◆ Component data from apps and pages:
[Start of Attachment]
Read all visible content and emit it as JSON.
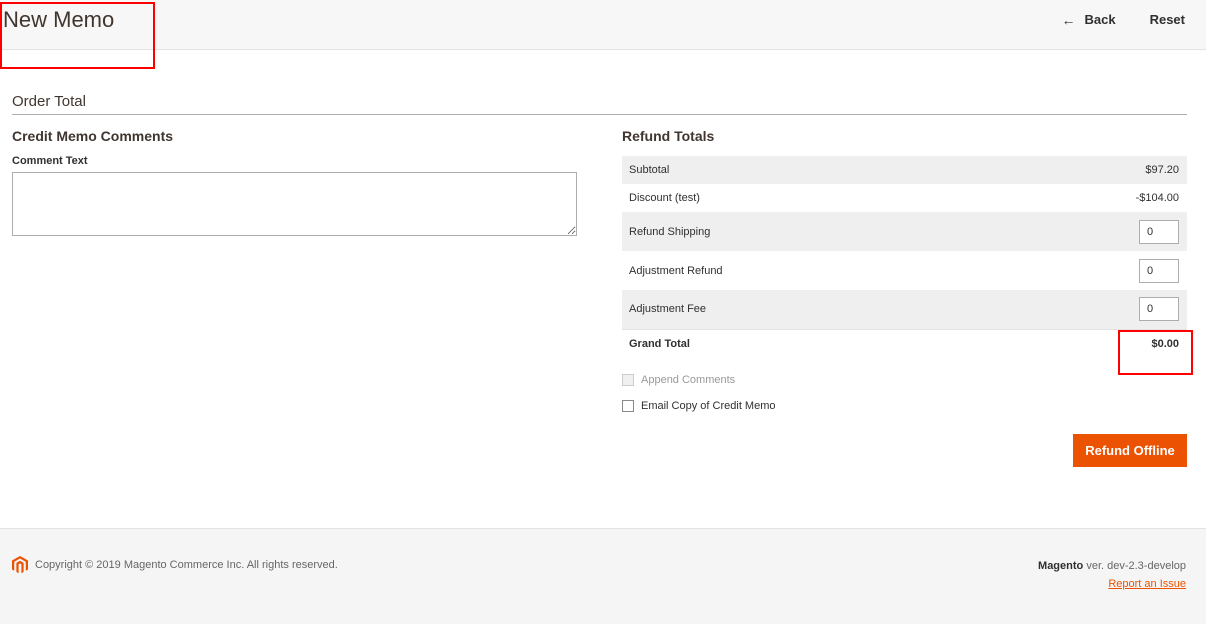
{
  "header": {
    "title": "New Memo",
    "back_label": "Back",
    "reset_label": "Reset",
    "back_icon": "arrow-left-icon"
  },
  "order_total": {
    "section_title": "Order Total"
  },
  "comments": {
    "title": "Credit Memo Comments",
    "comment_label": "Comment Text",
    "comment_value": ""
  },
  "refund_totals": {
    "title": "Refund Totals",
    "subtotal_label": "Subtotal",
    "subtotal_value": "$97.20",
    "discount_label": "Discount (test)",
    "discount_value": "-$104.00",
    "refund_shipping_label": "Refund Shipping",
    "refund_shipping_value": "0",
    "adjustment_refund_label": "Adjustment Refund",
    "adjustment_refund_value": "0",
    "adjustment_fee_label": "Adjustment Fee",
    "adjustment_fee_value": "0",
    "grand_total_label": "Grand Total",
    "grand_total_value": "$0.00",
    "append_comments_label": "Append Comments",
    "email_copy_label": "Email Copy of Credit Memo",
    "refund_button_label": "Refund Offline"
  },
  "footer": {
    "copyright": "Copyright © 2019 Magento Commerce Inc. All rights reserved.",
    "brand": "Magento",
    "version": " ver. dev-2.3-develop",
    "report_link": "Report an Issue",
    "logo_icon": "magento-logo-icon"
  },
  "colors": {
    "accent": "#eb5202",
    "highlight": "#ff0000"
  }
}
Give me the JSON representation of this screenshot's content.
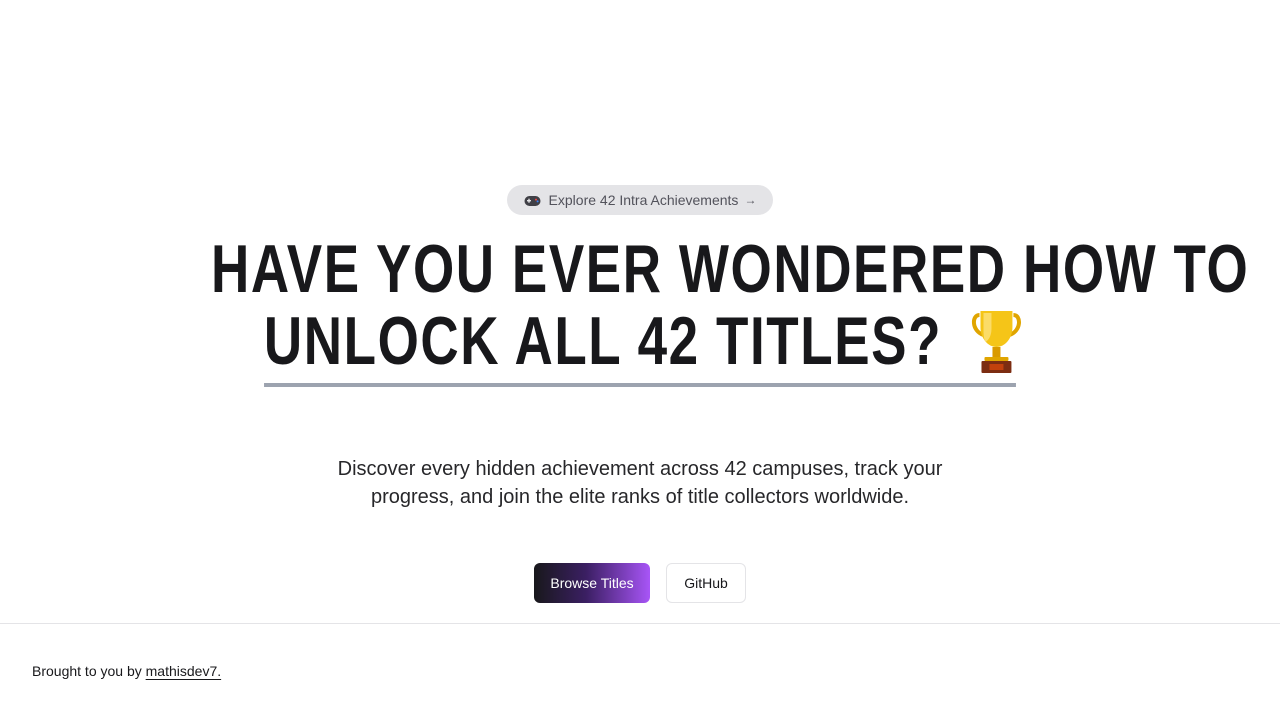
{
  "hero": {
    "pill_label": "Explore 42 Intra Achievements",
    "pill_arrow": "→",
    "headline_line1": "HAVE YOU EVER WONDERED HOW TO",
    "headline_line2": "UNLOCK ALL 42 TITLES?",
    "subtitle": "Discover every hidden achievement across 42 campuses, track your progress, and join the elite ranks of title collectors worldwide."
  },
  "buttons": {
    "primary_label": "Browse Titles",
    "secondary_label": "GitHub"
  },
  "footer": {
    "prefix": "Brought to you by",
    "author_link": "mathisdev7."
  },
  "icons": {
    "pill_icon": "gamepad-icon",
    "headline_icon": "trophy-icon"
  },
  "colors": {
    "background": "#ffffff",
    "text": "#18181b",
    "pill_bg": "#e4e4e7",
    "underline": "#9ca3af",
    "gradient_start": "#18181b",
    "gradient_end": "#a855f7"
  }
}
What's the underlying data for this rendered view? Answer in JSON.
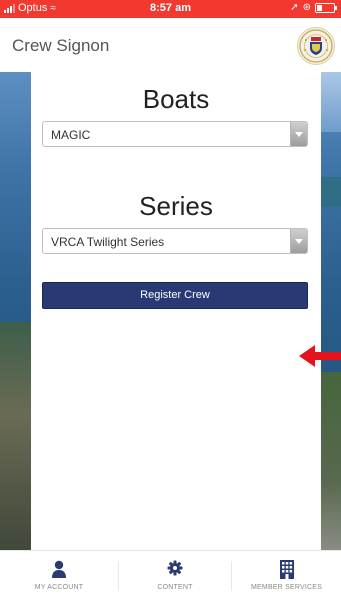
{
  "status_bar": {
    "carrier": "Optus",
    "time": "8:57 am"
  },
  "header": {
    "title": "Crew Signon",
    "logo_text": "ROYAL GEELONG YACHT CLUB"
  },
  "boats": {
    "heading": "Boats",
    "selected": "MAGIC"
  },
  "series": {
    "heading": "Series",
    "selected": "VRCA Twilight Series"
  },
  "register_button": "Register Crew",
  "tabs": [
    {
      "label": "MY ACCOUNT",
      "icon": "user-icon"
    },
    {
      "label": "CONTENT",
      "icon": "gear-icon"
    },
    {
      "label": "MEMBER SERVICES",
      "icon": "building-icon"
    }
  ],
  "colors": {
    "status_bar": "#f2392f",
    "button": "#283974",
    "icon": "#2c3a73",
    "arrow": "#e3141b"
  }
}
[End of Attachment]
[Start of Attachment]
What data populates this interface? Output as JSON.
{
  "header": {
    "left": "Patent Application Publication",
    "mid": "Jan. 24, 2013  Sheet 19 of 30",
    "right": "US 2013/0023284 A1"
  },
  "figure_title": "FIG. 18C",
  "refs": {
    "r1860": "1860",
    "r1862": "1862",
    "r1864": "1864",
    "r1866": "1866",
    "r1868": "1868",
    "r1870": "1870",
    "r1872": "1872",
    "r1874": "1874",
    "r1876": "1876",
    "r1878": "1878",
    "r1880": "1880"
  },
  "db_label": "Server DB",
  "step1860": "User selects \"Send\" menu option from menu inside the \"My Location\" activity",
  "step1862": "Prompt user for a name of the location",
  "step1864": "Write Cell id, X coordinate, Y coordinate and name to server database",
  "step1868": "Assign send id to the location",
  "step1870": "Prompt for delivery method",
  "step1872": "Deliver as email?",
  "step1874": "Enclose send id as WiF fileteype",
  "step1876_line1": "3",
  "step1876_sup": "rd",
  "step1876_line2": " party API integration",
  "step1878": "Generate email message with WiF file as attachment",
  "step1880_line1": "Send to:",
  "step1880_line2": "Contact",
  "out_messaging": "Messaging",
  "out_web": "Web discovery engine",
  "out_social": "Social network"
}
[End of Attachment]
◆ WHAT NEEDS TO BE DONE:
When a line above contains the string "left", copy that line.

◆ SOLUTION:
    "back_icon": "arrow-left-icon"
    "left": "Patent Application Publication",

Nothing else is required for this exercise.